Don’t get mad. Get GLAD!
Leaving aside brand preferences for
trash bags, this slogan from an old commercial serves as a useful bridge
from our previous reflection of a couple weeks ago regarding the madness
surrounding the men’s college basketball field that continues to narrow
as the month wears on.
We know that, ultimately, only one
team avoids the sadness of defeat altogether and takes home a much-coveted
title: NCAA Men’s Basketball Champion! The resultant March Gladness
is restricted to the winner, and is temporary at best. But we Catholics have
our own source for a similarly seasonal celebration, one that annually
commemorates an event of 2,000-plus years ago.
Every March 25, we celebrate the
Solemnity of the Annunciation (transferred this year, by way of exception,
to March 26). It is no coincidence that this feast day falls exactly nine
months before we celebrate Christ’s birth on Christmas. Mary’s openness to
the message sent to her by God through the angel Gabriel led ultimately to
the birth of Jesus, which was a necessary precursor to the many events of a
holy life that gained for us the gift of salvation.

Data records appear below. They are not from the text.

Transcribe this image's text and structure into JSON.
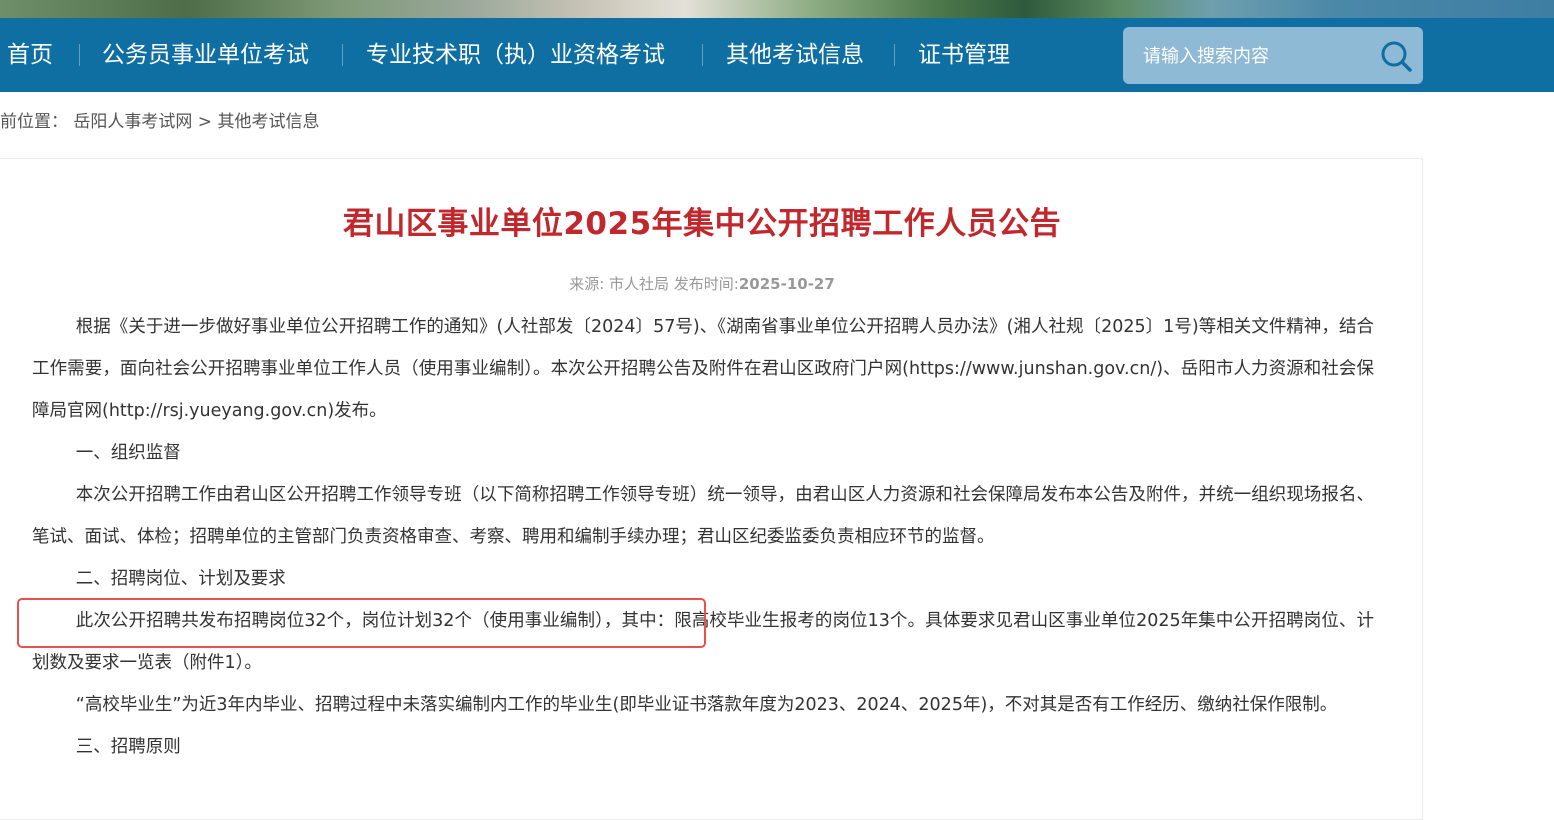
{
  "nav": {
    "items": [
      "首页",
      "公务员事业单位考试",
      "专业技术职（执）业资格考试",
      "其他考试信息",
      "证书管理"
    ],
    "search_placeholder": "请输入搜索内容",
    "bg_color": "#0f6fa3"
  },
  "breadcrumb": {
    "prefix": "前位置：",
    "home": "岳阳人事考试网",
    "sep": " > ",
    "current": "其他考试信息"
  },
  "article": {
    "title": "君山区事业单位2025年集中公开招聘工作人员公告",
    "source_label": "来源: ",
    "source": "市人社局",
    "date_label": " 发布时间:",
    "date": "2025-10-27",
    "paragraphs": [
      "根据《关于进一步做好事业单位公开招聘工作的通知》(人社部发〔2024〕57号)、《湖南省事业单位公开招聘人员办法》(湘人社规〔2025〕1号)等相关文件精神，结合工作需要，面向社会公开招聘事业单位工作人员（使用事业编制）。本次公开招聘公告及附件在君山区政府门户网(https://www.junshan.gov.cn/)、岳阳市人力资源和社会保障局官网(http://rsj.yueyang.gov.cn)发布。",
      "一、组织监督",
      "本次公开招聘工作由君山区公开招聘工作领导专班（以下简称招聘工作领导专班）统一领导，由君山区人力资源和社会保障局发布本公告及附件，并统一组织现场报名、笔试、面试、体检；招聘单位的主管部门负责资格审查、考察、聘用和编制手续办理；君山区纪委监委负责相应环节的监督。",
      "二、招聘岗位、计划及要求",
      "此次公开招聘共发布招聘岗位32个，岗位计划32个（使用事业编制），其中：限高校毕业生报考的岗位13个。具体要求见君山区事业单位2025年集中公开招聘岗位、计划数及要求一览表（附件1）。",
      "“高校毕业生”为近3年内毕业、招聘过程中未落实编制内工作的毕业生(即毕业证书落款年度为2023、2024、2025年)，不对其是否有工作经历、缴纳社保作限制。",
      "三、招聘原则"
    ],
    "title_color": "#c0282d",
    "highlight_color": "#e8524a"
  }
}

Now that is good
news, and certainly a cause for gladness!
When Mary visited her cousin
Elizabeth, her elation at being pregnant with Jesus was evidenced by her
words: "My soul proclaims the greatness of the Lord; my spirit rejoices in
God my savior" (Lk 1:46-47). This spiritual euphoria is what every true
Christian should experience when contemplating all the great things God has
done, not just for Mary, but for each of us as well.
The event of the Annunciation is a
climactic point of fulfillment of the most important Old Testament
prophecy—namely, that God would send a savior into the world. While we all
realize that there is more to the story, this is where the mystery of the
Incarnation (God becoming man) began: at Nazareth, in Mary’s womb.
As we recite the Nicene Creed at
Mass, we are directed to bow during these words about the Second Person of
the Divine Trinity: "…and by the Holy Spirit was incarnate of the Virgin
Mary, and became man." When celebrating the Annunciation, as on Christmas,
our usual bow is replaced with a genuflection, which slows us down during
this crucial phrase to accentuate its significance for us. Yes, God
really did humble Himself to the highest degree in order to save us from
our sins and provide for us the possibility of entering heaven. Aren’t we
glad He did? We are indeed, and our gladness is demonstrated in part by our
posture of humility when we bend our knee before the Lord God as we profess
and proclaim the doctrine of the Incarnation in the Creed.
And so, for us, the March Gladness
that follows upon March Madness is not at all restricted. In fact, it
must not be so! Our entire faith is grounded in the mystery of the
Incarnation. Our joy should be as evident as that of Mary. Our souls
internally should proclaim the greatness of the Lord, and our lives
externally should rejoice and announce God as our Savior. Such is not the
exclusive domain of Jehovah’s Witnesses or Evangelical Christians. It is—it
must be—the very source of every Christian’s joy. Christ died and
rose for us, and we are glad indeed! Let us not be afraid to show it.
You may reach Fr. Eickhoff and the Office for
at 402-488-2040 or email@example.com.